ABOUT THIS EXERCISE
Check every line of the entries for the string "JSON" and return the ones that contain it.

[RECORDS — start]

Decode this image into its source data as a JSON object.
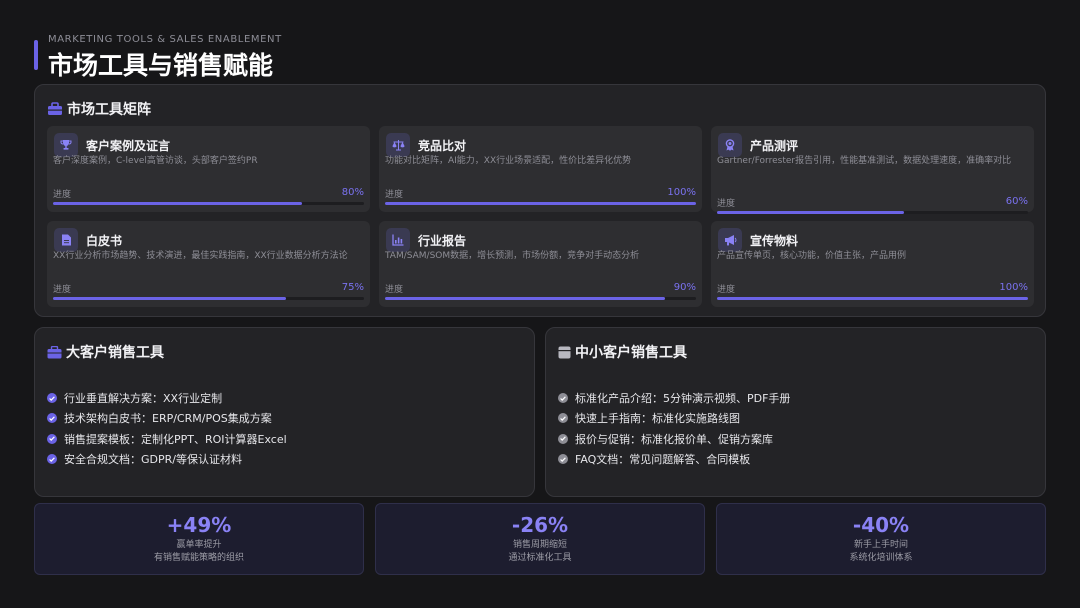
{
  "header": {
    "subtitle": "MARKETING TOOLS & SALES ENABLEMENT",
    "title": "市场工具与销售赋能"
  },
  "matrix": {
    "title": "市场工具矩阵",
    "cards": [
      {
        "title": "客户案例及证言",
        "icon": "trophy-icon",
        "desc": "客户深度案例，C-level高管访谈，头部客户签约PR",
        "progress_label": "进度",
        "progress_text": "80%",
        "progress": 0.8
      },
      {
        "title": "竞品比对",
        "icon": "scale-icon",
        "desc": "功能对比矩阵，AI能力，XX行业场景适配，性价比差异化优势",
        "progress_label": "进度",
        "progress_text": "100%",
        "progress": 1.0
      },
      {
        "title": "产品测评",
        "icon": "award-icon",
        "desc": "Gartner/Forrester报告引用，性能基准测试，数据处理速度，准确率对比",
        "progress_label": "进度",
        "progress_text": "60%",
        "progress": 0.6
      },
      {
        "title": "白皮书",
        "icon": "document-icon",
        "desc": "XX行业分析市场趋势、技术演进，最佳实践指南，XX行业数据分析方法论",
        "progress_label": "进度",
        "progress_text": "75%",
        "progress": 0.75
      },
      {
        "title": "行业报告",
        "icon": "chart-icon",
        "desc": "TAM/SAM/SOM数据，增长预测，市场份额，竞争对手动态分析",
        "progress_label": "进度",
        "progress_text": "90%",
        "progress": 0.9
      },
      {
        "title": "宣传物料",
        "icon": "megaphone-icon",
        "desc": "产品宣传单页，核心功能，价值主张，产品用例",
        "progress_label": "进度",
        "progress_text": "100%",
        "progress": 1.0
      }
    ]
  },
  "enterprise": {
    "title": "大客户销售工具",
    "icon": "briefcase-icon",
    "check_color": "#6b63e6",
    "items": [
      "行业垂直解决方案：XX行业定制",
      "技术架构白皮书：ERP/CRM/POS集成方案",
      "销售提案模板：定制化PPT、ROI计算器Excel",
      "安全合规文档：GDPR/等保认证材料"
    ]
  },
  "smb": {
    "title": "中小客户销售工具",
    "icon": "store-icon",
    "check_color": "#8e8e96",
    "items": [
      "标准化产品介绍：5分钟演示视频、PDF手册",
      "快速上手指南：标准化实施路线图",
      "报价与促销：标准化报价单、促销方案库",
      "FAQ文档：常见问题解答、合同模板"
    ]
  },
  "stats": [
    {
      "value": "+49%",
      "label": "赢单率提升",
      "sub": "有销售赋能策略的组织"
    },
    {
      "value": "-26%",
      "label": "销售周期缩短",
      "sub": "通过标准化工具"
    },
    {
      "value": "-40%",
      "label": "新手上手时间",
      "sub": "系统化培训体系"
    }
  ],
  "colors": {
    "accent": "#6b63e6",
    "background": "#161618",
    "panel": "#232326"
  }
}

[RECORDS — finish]
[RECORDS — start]

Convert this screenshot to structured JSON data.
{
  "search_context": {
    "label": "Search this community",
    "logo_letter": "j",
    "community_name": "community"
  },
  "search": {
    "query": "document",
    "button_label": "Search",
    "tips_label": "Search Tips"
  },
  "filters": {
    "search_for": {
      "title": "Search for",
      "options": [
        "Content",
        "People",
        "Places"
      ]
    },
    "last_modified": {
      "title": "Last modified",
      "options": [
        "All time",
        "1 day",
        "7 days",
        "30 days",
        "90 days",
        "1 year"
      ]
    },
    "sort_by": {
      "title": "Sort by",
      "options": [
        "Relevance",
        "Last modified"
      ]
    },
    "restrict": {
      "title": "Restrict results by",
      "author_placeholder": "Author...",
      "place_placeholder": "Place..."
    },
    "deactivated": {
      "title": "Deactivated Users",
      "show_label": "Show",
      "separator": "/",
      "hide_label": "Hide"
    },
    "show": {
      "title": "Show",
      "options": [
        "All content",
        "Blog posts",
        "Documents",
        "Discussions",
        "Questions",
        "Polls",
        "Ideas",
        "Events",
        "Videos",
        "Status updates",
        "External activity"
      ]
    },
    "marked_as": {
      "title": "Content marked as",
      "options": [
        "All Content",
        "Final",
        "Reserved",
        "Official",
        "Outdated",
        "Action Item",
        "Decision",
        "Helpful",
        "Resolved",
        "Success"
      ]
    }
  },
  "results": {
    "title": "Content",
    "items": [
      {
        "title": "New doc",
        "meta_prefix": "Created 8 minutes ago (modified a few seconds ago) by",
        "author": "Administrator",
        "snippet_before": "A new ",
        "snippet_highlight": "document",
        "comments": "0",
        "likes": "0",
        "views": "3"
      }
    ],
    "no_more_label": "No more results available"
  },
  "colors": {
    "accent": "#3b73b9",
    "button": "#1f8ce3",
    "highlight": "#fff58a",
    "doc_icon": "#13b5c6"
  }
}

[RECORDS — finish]
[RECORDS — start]

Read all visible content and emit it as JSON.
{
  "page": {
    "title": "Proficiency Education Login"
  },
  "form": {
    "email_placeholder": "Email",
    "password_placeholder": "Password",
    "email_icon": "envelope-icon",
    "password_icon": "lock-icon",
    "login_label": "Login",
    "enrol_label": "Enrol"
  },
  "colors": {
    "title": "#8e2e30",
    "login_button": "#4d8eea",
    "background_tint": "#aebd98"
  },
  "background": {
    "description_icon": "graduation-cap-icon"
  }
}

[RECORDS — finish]

SOLUTION FOR THIS EXERCISE
Decode this image into its source data as a JSON object.
Convert this screenshot to structured JSON data.
Read all visible content and emit it as JSON.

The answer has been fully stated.